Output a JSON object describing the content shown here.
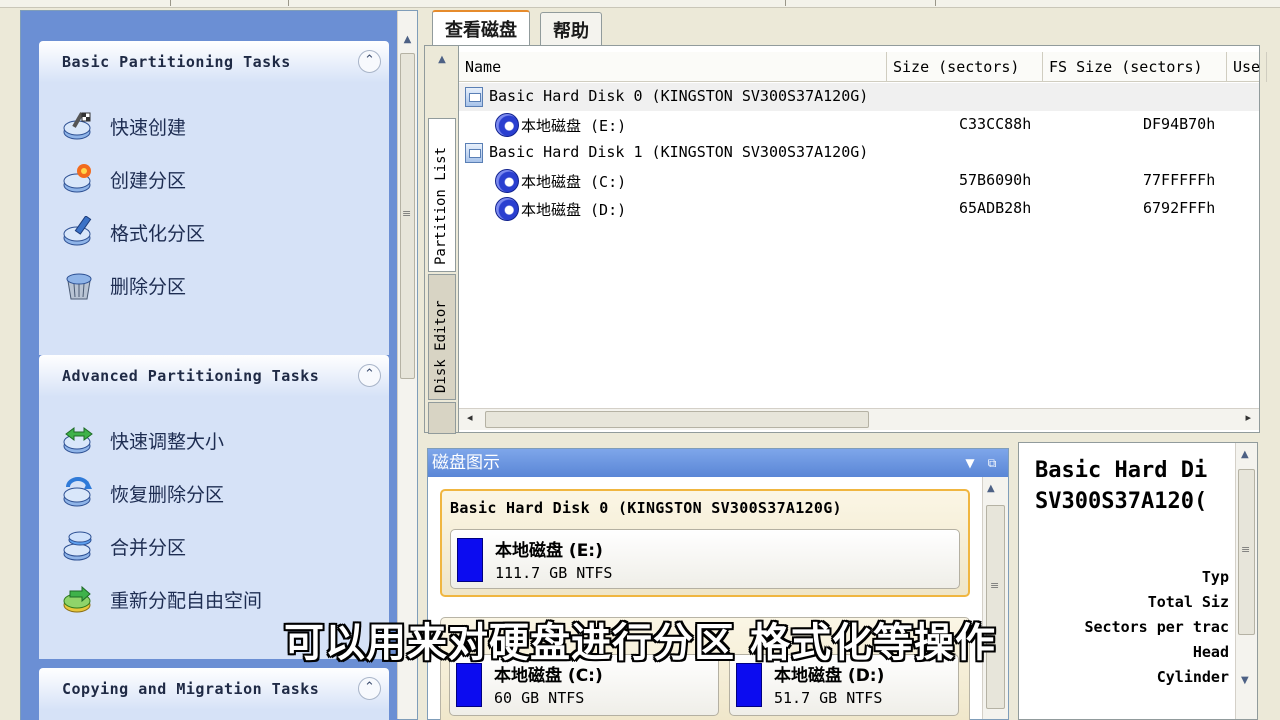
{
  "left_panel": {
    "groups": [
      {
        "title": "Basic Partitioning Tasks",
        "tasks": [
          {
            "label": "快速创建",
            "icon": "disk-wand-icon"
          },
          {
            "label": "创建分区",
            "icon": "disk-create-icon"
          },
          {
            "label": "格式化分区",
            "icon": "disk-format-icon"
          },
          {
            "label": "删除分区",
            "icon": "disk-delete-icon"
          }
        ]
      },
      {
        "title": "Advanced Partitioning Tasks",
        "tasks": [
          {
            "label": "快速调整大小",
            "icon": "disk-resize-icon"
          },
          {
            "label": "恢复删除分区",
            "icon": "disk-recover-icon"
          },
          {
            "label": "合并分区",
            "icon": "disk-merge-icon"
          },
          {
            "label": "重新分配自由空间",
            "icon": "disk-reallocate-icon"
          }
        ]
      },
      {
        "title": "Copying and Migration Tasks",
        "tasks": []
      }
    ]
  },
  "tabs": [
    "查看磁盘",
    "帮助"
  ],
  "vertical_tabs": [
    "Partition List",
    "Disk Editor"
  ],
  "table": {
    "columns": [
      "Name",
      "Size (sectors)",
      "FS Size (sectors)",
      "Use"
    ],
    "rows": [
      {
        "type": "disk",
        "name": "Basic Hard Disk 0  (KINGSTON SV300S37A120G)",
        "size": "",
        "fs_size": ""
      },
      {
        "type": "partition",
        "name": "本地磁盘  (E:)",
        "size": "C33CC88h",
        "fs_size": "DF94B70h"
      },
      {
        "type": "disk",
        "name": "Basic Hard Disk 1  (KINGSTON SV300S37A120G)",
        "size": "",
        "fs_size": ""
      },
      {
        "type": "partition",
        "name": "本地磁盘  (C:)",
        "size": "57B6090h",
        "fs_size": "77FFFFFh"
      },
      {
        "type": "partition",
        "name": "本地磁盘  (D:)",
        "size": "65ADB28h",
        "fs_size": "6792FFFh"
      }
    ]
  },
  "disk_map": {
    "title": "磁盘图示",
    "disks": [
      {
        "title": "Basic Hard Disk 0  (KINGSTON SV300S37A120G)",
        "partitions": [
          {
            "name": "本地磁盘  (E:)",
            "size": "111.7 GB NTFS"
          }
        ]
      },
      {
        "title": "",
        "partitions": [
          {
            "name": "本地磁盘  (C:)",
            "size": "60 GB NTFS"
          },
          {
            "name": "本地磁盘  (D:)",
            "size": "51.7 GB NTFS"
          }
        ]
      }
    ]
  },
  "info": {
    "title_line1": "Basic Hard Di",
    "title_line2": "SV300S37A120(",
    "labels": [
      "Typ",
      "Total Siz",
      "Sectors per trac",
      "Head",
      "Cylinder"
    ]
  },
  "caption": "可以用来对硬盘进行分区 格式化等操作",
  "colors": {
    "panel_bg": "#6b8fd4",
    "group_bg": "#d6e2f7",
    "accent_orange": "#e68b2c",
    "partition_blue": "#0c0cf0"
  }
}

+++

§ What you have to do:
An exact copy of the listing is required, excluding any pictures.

§ Answer to this task:
Output a JSON object describing the content shown here.
{
  "left_panel": {
    "groups": [
      {
        "title": "Basic Partitioning Tasks",
        "tasks": [
          {
            "label": "快速创建",
            "icon": "disk-wand-icon"
          },
          {
            "label": "创建分区",
            "icon": "disk-create-icon"
          },
          {
            "label": "格式化分区",
            "icon": "disk-format-icon"
          },
          {
            "label": "删除分区",
            "icon": "disk-delete-icon"
          }
        ]
      },
      {
        "title": "Advanced Partitioning Tasks",
        "tasks": [
          {
            "label": "快速调整大小",
            "icon": "disk-resize-icon"
          },
          {
            "label": "恢复删除分区",
            "icon": "disk-recover-icon"
          },
          {
            "label": "合并分区",
            "icon": "disk-merge-icon"
          },
          {
            "label": "重新分配自由空间",
            "icon": "disk-reallocate-icon"
          }
        ]
      },
      {
        "title": "Copying and Migration Tasks",
        "tasks": []
      }
    ]
  },
  "tabs": [
    "查看磁盘",
    "帮助"
  ],
  "vertical_tabs": [
    "Partition List",
    "Disk Editor"
  ],
  "table": {
    "columns": [
      "Name",
      "Size (sectors)",
      "FS Size (sectors)",
      "Use"
    ],
    "rows": [
      {
        "type": "disk",
        "name": "Basic Hard Disk 0  (KINGSTON SV300S37A120G)",
        "size": "",
        "fs_size": ""
      },
      {
        "type": "partition",
        "name": "本地磁盘  (E:)",
        "size": "C33CC88h",
        "fs_size": "DF94B70h"
      },
      {
        "type": "disk",
        "name": "Basic Hard Disk 1  (KINGSTON SV300S37A120G)",
        "size": "",
        "fs_size": ""
      },
      {
        "type": "partition",
        "name": "本地磁盘  (C:)",
        "size": "57B6090h",
        "fs_size": "77FFFFFh"
      },
      {
        "type": "partition",
        "name": "本地磁盘  (D:)",
        "size": "65ADB28h",
        "fs_size": "6792FFFh"
      }
    ]
  },
  "disk_map": {
    "title": "磁盘图示",
    "disks": [
      {
        "title": "Basic Hard Disk 0  (KINGSTON SV300S37A120G)",
        "partitions": [
          {
            "name": "本地磁盘  (E:)",
            "size": "111.7 GB NTFS"
          }
        ]
      },
      {
        "title": "",
        "partitions": [
          {
            "name": "本地磁盘  (C:)",
            "size": "60 GB NTFS"
          },
          {
            "name": "本地磁盘  (D:)",
            "size": "51.7 GB NTFS"
          }
        ]
      }
    ]
  },
  "info": {
    "title_line1": "Basic Hard Di",
    "title_line2": "SV300S37A120(",
    "labels": [
      "Typ",
      "Total Siz",
      "Sectors per trac",
      "Head",
      "Cylinder"
    ]
  },
  "caption": "可以用来对硬盘进行分区 格式化等操作",
  "colors": {
    "panel_bg": "#6b8fd4",
    "group_bg": "#d6e2f7",
    "accent_orange": "#e68b2c",
    "partition_blue": "#0c0cf0"
  }
}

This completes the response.